§ What to work on: Take every line from the records below that includes the word "Ubicación".

Data extracted from a collection
· · ·
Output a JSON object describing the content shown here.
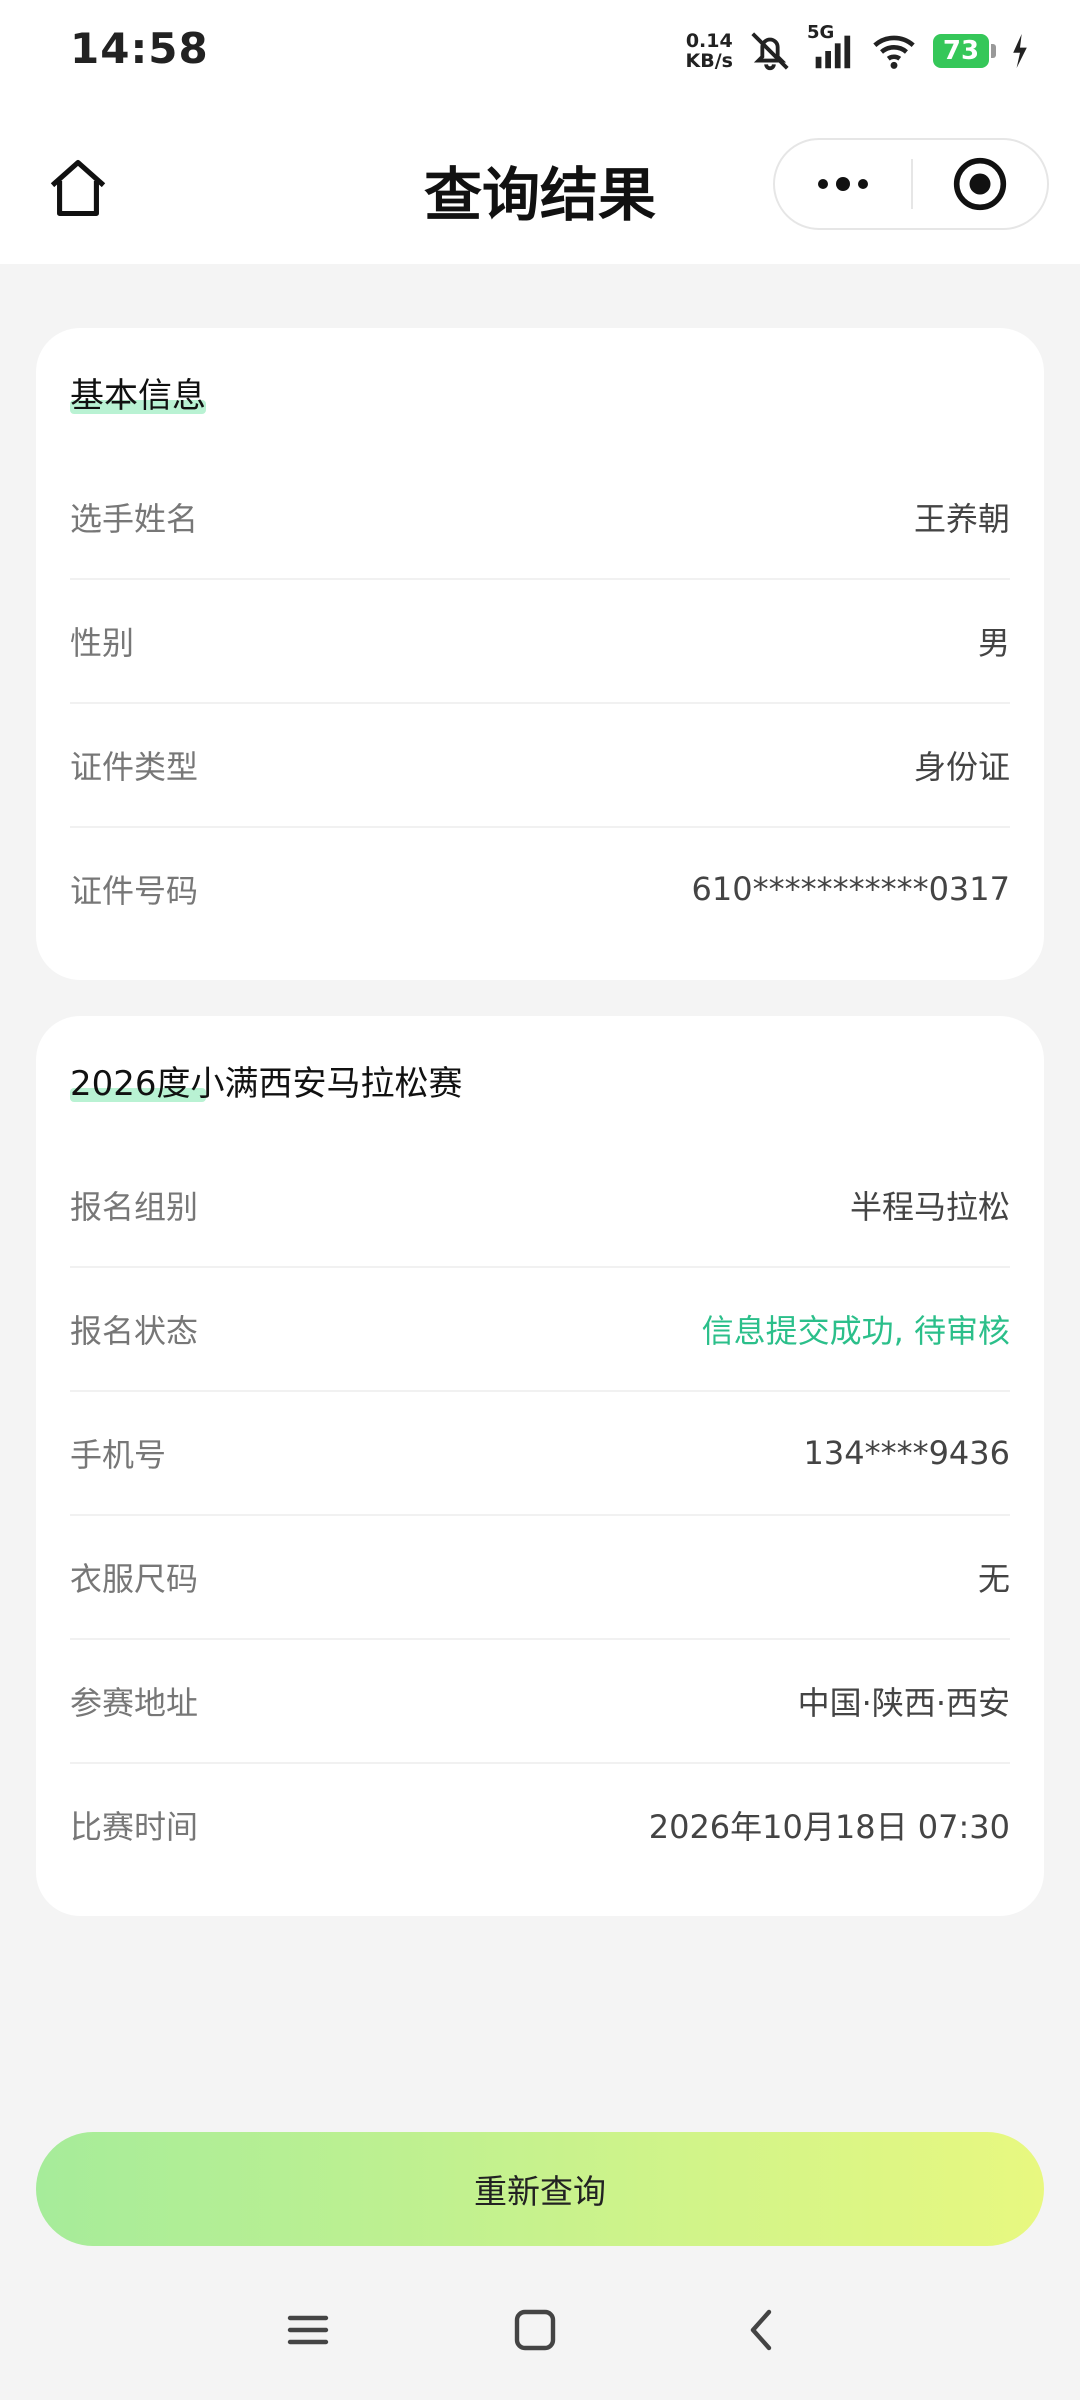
{
  "status_bar": {
    "time": "14:58",
    "net_speed_value": "0.14",
    "net_speed_unit": "KB/s",
    "network_type": "5G",
    "battery_level": "73",
    "icons": [
      "bell-mute-icon",
      "signal-icon",
      "wifi-icon",
      "battery-icon",
      "charging-icon"
    ]
  },
  "nav": {
    "title": "查询结果",
    "home_icon": "home-icon",
    "more_icon": "more-dots-icon",
    "close_icon": "target-close-icon"
  },
  "basic_info": {
    "title": "基本信息",
    "rows": [
      {
        "label": "选手姓名",
        "value": "王养朝"
      },
      {
        "label": "性别",
        "value": "男"
      },
      {
        "label": "证件类型",
        "value": "身份证"
      },
      {
        "label": "证件号码",
        "value": "610***********0317"
      }
    ]
  },
  "race_info": {
    "title": "2026度小满西安马拉松赛",
    "rows": [
      {
        "label": "报名组别",
        "value": "半程马拉松"
      },
      {
        "label": "报名状态",
        "value": "信息提交成功, 待审核"
      },
      {
        "label": "手机号",
        "value": "134****9436"
      },
      {
        "label": "衣服尺码",
        "value": "无"
      },
      {
        "label": "参赛地址",
        "value": "中国·陕西·西安"
      },
      {
        "label": "比赛时间",
        "value": "2026年10月18日 07:30"
      }
    ]
  },
  "colors": {
    "status_success": "#2bbf8a",
    "title_highlight": "#a8efc8",
    "button_gradient_start": "#a6ec9a",
    "button_gradient_end": "#e8f880",
    "battery": "#35c759"
  },
  "actions": {
    "requery_label": "重新查询"
  },
  "system_nav": {
    "icons": [
      "menu-icon",
      "home-square-icon",
      "back-icon"
    ]
  }
}
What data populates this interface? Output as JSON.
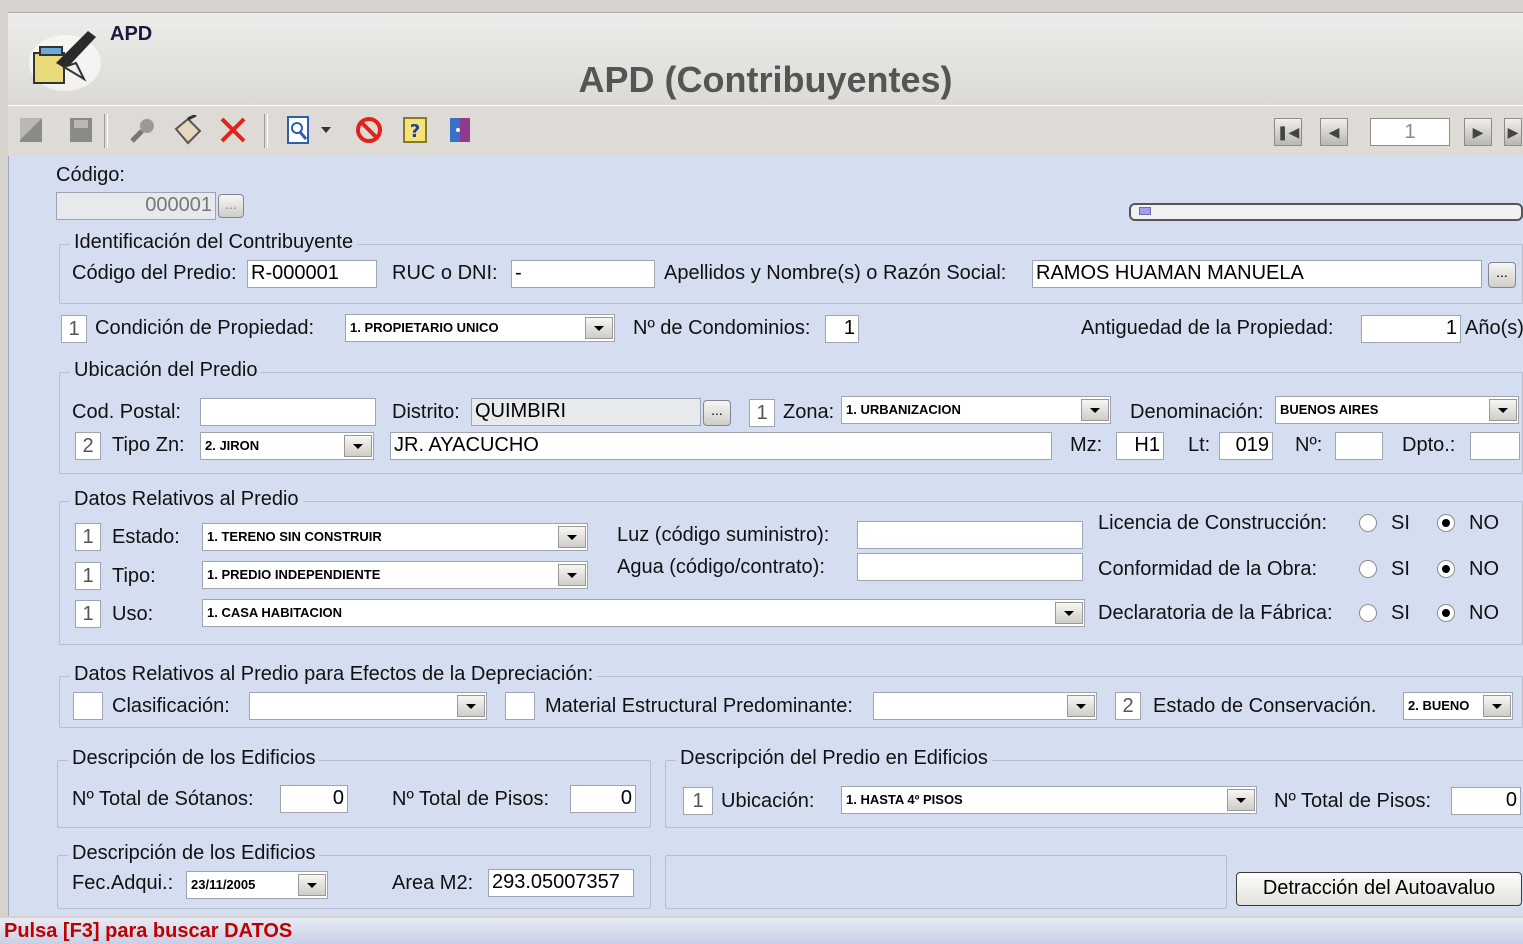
{
  "window": {
    "app_name": "APD",
    "title": "APD (Contribuyentes)"
  },
  "toolbar": {
    "record_number": "1"
  },
  "codigo": {
    "label": "Código:",
    "value": "000001",
    "browse": "..."
  },
  "identificacion": {
    "title": "Identificación del Contribuyente",
    "cod_predio_label": "Código del Predio:",
    "cod_predio": "R-000001",
    "ruc_label": "RUC o DNI:",
    "ruc": "-",
    "nombre_label": "Apellidos y Nombre(s) o Razón Social:",
    "nombre": "RAMOS HUAMAN MANUELA",
    "browse": "..."
  },
  "propiedad": {
    "cond_code": "1",
    "cond_label": "Condición de Propiedad:",
    "cond_value": "1. PROPIETARIO UNICO",
    "condominios_label": "Nº de Condominios:",
    "condominios": "1",
    "antiguedad_label": "Antiguedad de la Propiedad:",
    "antiguedad": "1",
    "anos_label": "Año(s)"
  },
  "ubicacion": {
    "title": "Ubicación del Predio",
    "postal_label": "Cod. Postal:",
    "postal": "",
    "distrito_label": "Distrito:",
    "distrito": "QUIMBIRI",
    "browse": "...",
    "zona_code": "1",
    "zona_label": "Zona:",
    "zona_value": "1. URBANIZACION",
    "denom_label": "Denominación:",
    "denom_value": "BUENOS AIRES",
    "tipozn_code": "2",
    "tipozn_label": "Tipo Zn:",
    "tipozn_value": "2. JIRON",
    "calle": "JR. AYACUCHO",
    "mz_label": "Mz:",
    "mz": "H1",
    "lt_label": "Lt:",
    "lt": "019",
    "num_label": "Nº:",
    "num": "",
    "dpto_label": "Dpto.:",
    "dpto": ""
  },
  "datos_predio": {
    "title": "Datos Relativos al Predio",
    "estado_code": "1",
    "estado_label": "Estado:",
    "estado_value": "1. TERENO SIN CONSTRUIR",
    "tipo_code": "1",
    "tipo_label": "Tipo:",
    "tipo_value": "1. PREDIO INDEPENDIENTE",
    "uso_code": "1",
    "uso_label": "Uso:",
    "uso_value": "1. CASA HABITACION",
    "luz_label": "Luz (código suministro):",
    "luz": "",
    "agua_label": "Agua (código/contrato):",
    "agua": "",
    "licencia_label": "Licencia de Construcción:",
    "conformidad_label": "Conformidad de la Obra:",
    "declaratoria_label": "Declaratoria de la Fábrica:",
    "si": "SI",
    "no": "NO"
  },
  "depreciacion": {
    "title": "Datos Relativos al Predio para Efectos de la Depreciación:",
    "clasif_code": "",
    "clasif_label": "Clasificación:",
    "clasif_value": "",
    "material_code": "",
    "material_label": "Material Estructural Predominante:",
    "material_value": "",
    "conserv_code": "2",
    "conserv_label": "Estado de Conservación.",
    "conserv_value": "2. BUENO"
  },
  "edificios": {
    "title": "Descripción de los Edificios",
    "sotanos_label": "Nº Total de Sótanos:",
    "sotanos": "0",
    "pisos_label": "Nº Total de Pisos:",
    "pisos": "0"
  },
  "predio_edificios": {
    "title": "Descripción del Predio en Edificios",
    "ubic_code": "1",
    "ubic_label": "Ubicación:",
    "ubic_value": "1. HASTA 4º PISOS",
    "pisos_label": "Nº Total de Pisos:",
    "pisos": "0"
  },
  "edificios2": {
    "title": "Descripción de los Edificios",
    "fec_label": "Fec.Adqui.:",
    "fec": "23/11/2005",
    "area_label": "Area M2:",
    "area": "293.05007357"
  },
  "detraccion_button": "Detracción del Autoavaluo",
  "status": "Pulsa [F3] para buscar DATOS"
}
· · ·
§ Response to this task:
    "title": "Ubicación del Predio",
    "ubic_label": "Ubicación:",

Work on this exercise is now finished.